March 10, 2023 | Reading Time: 3 minutes

Lab leak hearing by House Republicans feels frozen in time

The chip on Robert Redfield’s shoulder is evidence of nothing, writes Lindsay Beyerstein.


Share this article

Proponents of a lab origin for SARS-Cov-2 are trying to make it seem as if new evidence for their conjecture is rapidly accumulating. 

But Wednesday’s House Oversight hearing on the origins of the coronavirus seemed as if wiped from a bat’s butt and shoved in a deep freeze. It was the same old players ruminating over the same stale conspiracy theories. 

You wouldn’t know it from the hearing, but a lot has been done in the last three years to ferret out the origins of SARS-Cov-2. 

After an all-out sprint called by President Biden to uncover the origins of the virus, the consensus of the US intelligence community remains that SARS-Cov-2 probably spilled over from wild animals, and that it’s neither genetically engineered nor a bioweapon. 

The consensus of the US intelligence community remains that SARS-Cov-2 probably spilled over from wild animals, and that it’s neither genetically engineered nor a bioweapon. 

Three years on, there’s still no evidence that the Wuhan Institute of Virology (or any other lab) had SARS-Cov-2 or any plausible progenitor virus before the outbreak. Most importantly, research has shown that the earliest cases of covid were tightly linked to one of the few markets in Wuhan that sold trafficked wildlife. 

The GOP’s star witness was Dr. Robert Redfield, the former director of the Centers for Disease Control under Donald Trump. 

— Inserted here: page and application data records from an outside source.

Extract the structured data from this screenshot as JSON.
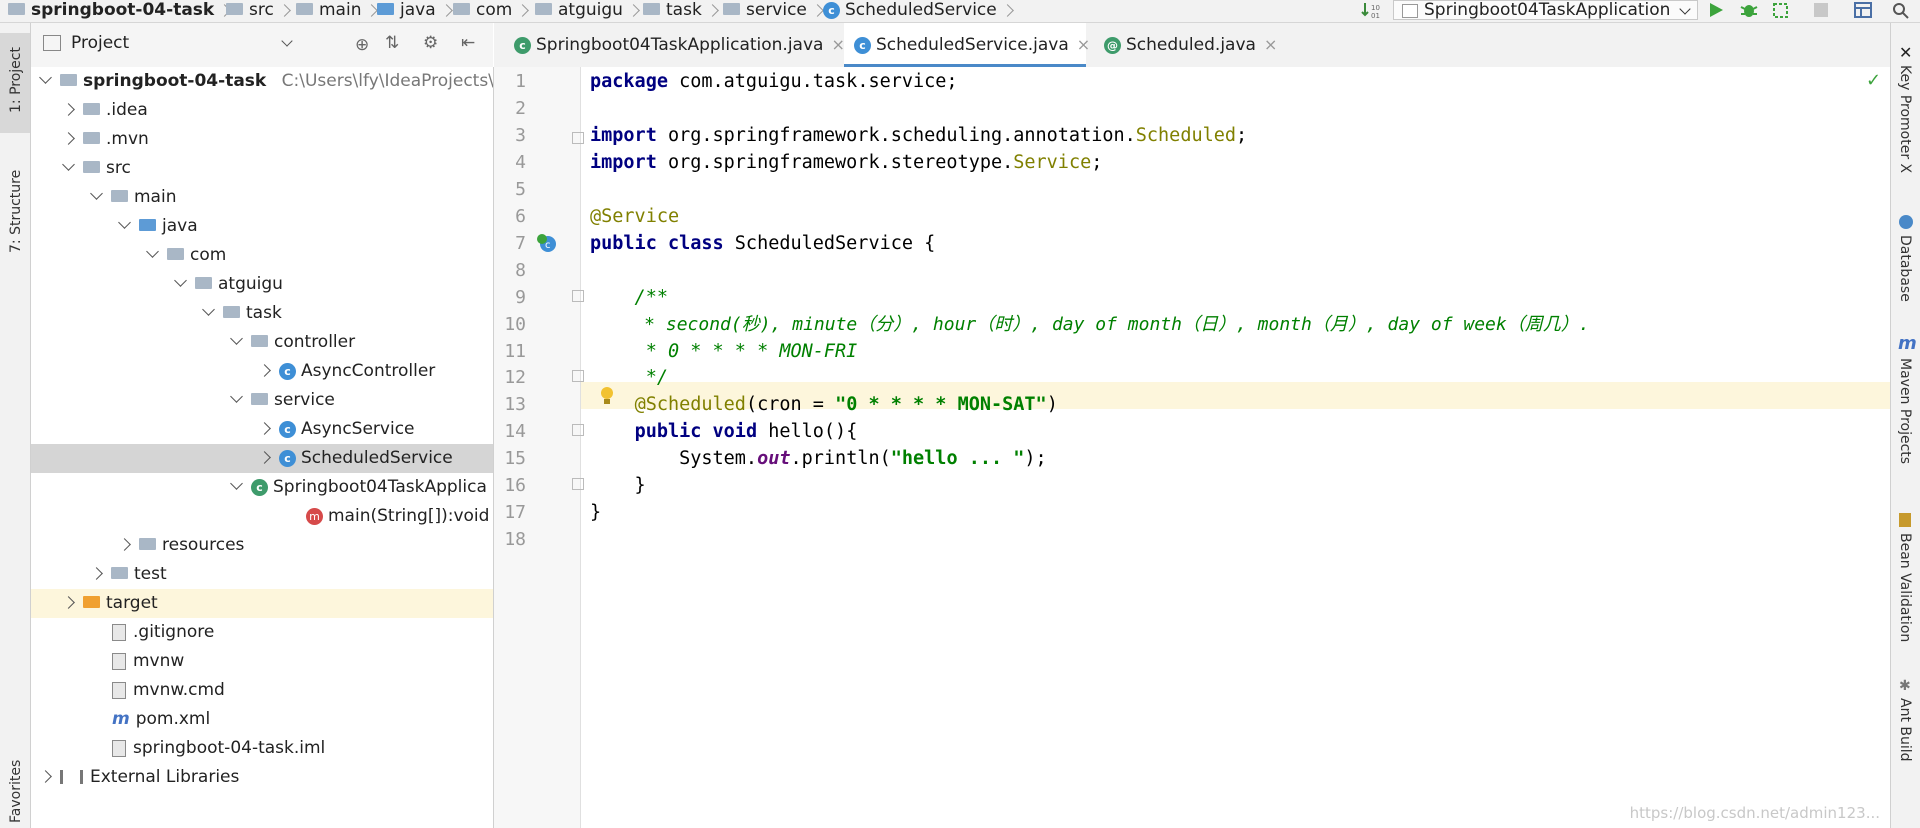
{
  "breadcrumbs": [
    "springboot-04-task",
    "src",
    "main",
    "java",
    "com",
    "atguigu",
    "task",
    "service",
    "ScheduledService"
  ],
  "run_config": "Springboot04TaskApplication",
  "left_stripe": {
    "project": "1: Project",
    "structure": "7: Structure",
    "favorites": "Favorites"
  },
  "right_stripe": {
    "key_promoter": "Key Promoter X",
    "database": "Database",
    "maven": "Maven Projects",
    "bean": "Bean Validation",
    "ant": "Ant Build"
  },
  "project_panel": {
    "title": "Project",
    "root_path": "C:\\Users\\lfy\\IdeaProjects\\sp",
    "tree": [
      {
        "label": "springboot-04-task",
        "icon": "module-folder-icon",
        "level": 0,
        "state": "open"
      },
      {
        "label": ".idea",
        "icon": "folder-icon",
        "level": 1,
        "state": "closed"
      },
      {
        "label": ".mvn",
        "icon": "folder-icon",
        "level": 1,
        "state": "closed"
      },
      {
        "label": "src",
        "icon": "folder-icon",
        "level": 1,
        "state": "open"
      },
      {
        "label": "main",
        "icon": "folder-icon",
        "level": 2,
        "state": "open"
      },
      {
        "label": "java",
        "icon": "source-folder-icon",
        "level": 3,
        "state": "open"
      },
      {
        "label": "com",
        "icon": "package-icon",
        "level": 4,
        "state": "open"
      },
      {
        "label": "atguigu",
        "icon": "package-icon",
        "level": 5,
        "state": "open"
      },
      {
        "label": "task",
        "icon": "package-icon",
        "level": 6,
        "state": "open"
      },
      {
        "label": "controller",
        "icon": "package-icon",
        "level": 7,
        "state": "open"
      },
      {
        "label": "AsyncController",
        "icon": "class-icon",
        "level": 8,
        "state": "closed"
      },
      {
        "label": "service",
        "icon": "package-icon",
        "level": 7,
        "state": "open"
      },
      {
        "label": "AsyncService",
        "icon": "class-icon",
        "level": 8,
        "state": "closed"
      },
      {
        "label": "ScheduledService",
        "icon": "class-icon",
        "level": 8,
        "state": "closed",
        "selected": true
      },
      {
        "label": "Springboot04TaskApplica",
        "icon": "spring-class-icon",
        "level": 7,
        "state": "open"
      },
      {
        "label": "main(String[]):void",
        "icon": "method-icon",
        "level": 8,
        "state": "none"
      },
      {
        "label": "resources",
        "icon": "resources-folder-icon",
        "level": 3,
        "state": "closed"
      },
      {
        "label": "test",
        "icon": "folder-icon",
        "level": 2,
        "state": "closed"
      },
      {
        "label": "target",
        "icon": "excluded-folder-icon",
        "level": 1,
        "state": "closed",
        "highlight": true
      },
      {
        "label": ".gitignore",
        "icon": "file-icon",
        "level": 1,
        "state": "none"
      },
      {
        "label": "mvnw",
        "icon": "file-icon",
        "level": 1,
        "state": "none"
      },
      {
        "label": "mvnw.cmd",
        "icon": "file-icon",
        "level": 1,
        "state": "none"
      },
      {
        "label": "pom.xml",
        "icon": "maven-icon",
        "level": 1,
        "state": "none"
      },
      {
        "label": "springboot-04-task.iml",
        "icon": "file-icon",
        "level": 1,
        "state": "none"
      },
      {
        "label": "External Libraries",
        "icon": "libraries-icon",
        "level": 0,
        "state": "closed"
      }
    ]
  },
  "tabs": [
    {
      "label": "Springboot04TaskApplication.java",
      "close": "×"
    },
    {
      "label": "ScheduledService.java",
      "close": "×",
      "active": true
    },
    {
      "label": "Scheduled.java",
      "close": "×"
    }
  ],
  "editor": {
    "lines": [
      "1",
      "2",
      "3",
      "4",
      "5",
      "6",
      "7",
      "8",
      "9",
      "10",
      "11",
      "12",
      "13",
      "14",
      "15",
      "16",
      "17",
      "18"
    ],
    "code": {
      "l1": {
        "kw": "package",
        "rest": " com.atguigu.task.service;"
      },
      "l3": {
        "kw": "import",
        "rest": " org.springframework.scheduling.annotation.",
        "ann": "Scheduled",
        "end": ";"
      },
      "l4": {
        "kw": "import",
        "rest": " org.springframework.stereotype.",
        "ann": "Service",
        "end": ";"
      },
      "l6": {
        "ann": "@Service"
      },
      "l7": {
        "kw": "public class",
        "rest": " ScheduledService {"
      },
      "l9": {
        "cmt": "    /**"
      },
      "l10": {
        "cmt": "     * second(秒), minute（分）, hour（时）, day of month（日）, month（月）, day of week（周几）."
      },
      "l11": {
        "cmt": "     * 0 * * * * MON-FRI"
      },
      "l12": {
        "cmt": "     */"
      },
      "l13": {
        "indent": "    ",
        "ann": "@Scheduled",
        "rest": "(cron = ",
        "str": "\"0 * * * * MON-SAT\"",
        "end": ")"
      },
      "l14": {
        "indent": "    ",
        "kw": "public void",
        "rest": " hello(){"
      },
      "l15": {
        "pre": "        System.",
        "it": "out",
        "rest": ".println(",
        "str": "\"hello ... \"",
        "end": ");"
      },
      "l16": {
        "rest": "    }"
      },
      "l17": {
        "rest": "}"
      }
    }
  },
  "watermark": "https://blog.csdn.net/admin123..."
}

The Republicans on the committee staked a lot on his credibility because, unlike their other witnesses (a science writer, and a self-described technology futurist), Redfield’s a virologist. 

But Redfield botched basic facts in his testimony. And these weren’t trivial misstatements. He put false claims forward as his main reasons for thinking that SARS-Cov-2 was genetically engineered. 

Redfield’s critics had plenty of time to roast him on Twitter because the GOP majority didn’t see fit to call any real virus experts to testify. 

“Just looked in on the COVID origins to hear Redfield talking complete and utter gibberish,” tweeted Dr. Paul Bieniasz, who studies the evolution of viruses at the Rockefeller University. 

Redfield falsely asserted that the SARS1 and MERS coronaviruses cannot spread person-to-person. He said, as a scientist, that he realized immediately that the Covid-19 virus was genetically engineered because it seemed designed to spread person-to-person, unlike SARS1 and MERS, which don’t spread that way. 

Actually, the SARS1 and MERS coronaviruses do spread between people. SARS1 was so good at spreading person-to-person that it spread to more than two dozen countries and killed nearly 800 people. 

 So much for that argument. 

Redfield insinuated that Chinese researchers must have taken a harmless bat virus and inserted into it a special sequence to make it infectious to people. In saying so, he grossly misstated the function of a viral feature known as the furin cleavage site (FCS). He said he suspected covid was genetically engineered because the virus’s furin cleavage site “totally changes the orientation of the binding domain of Covid […] so it has high affinity for human [ACE2] receptors.” 

None of this is true. 

“The furin site is not involved in spike binding to the ACE2 receptor, and insertion of the furin site does not reorient the receptor binding domain to allow recognition of human ACE2,” Stephen Goldstein, a virologist at the University of Utah, explained to me. 

“It’s a stunning revelation about Redfield’s ignorance about the biological function of the FCS as well as even a basic understanding of the Spike-ACE2 binding and viral entry,” said Angela Rasmussen, a virologist at the University of Saskatchewan, and a co-author of one of the most influential papers arguing for a natural origin. 

Redfield also spent time whining about how Anthony Fauci excluded him from a working group investigating the origins of SARS-Cov-2. 

“It was told to me that they wanted a single narrative and that I obviously had a different point of view,” Redfield claimed. 

He offered no evidence to support his claim that he’d been excluded because of his opinion that the virus was genetically engineered. However, Redfield’s claim is unlikely true because scientists who were initially sympathetic to a lab origin were invited to participate.

Maybe they thought Redfield was busy running the CDC during a global pandemic. 

Or maybe Redfield was left out because he doesn’t know a furin cleavage site from a fusilli. 

Lindsay Beyerstein covers legal affairs, health care and politics for the Editorial Board. An award-winning documentary filmmaker, she’s a judge for the Sidney Hillman Foundation. Find her @beyerstein.

Leave a Comment

Want to comment on this post?
Click here to upgrade to a premium membership.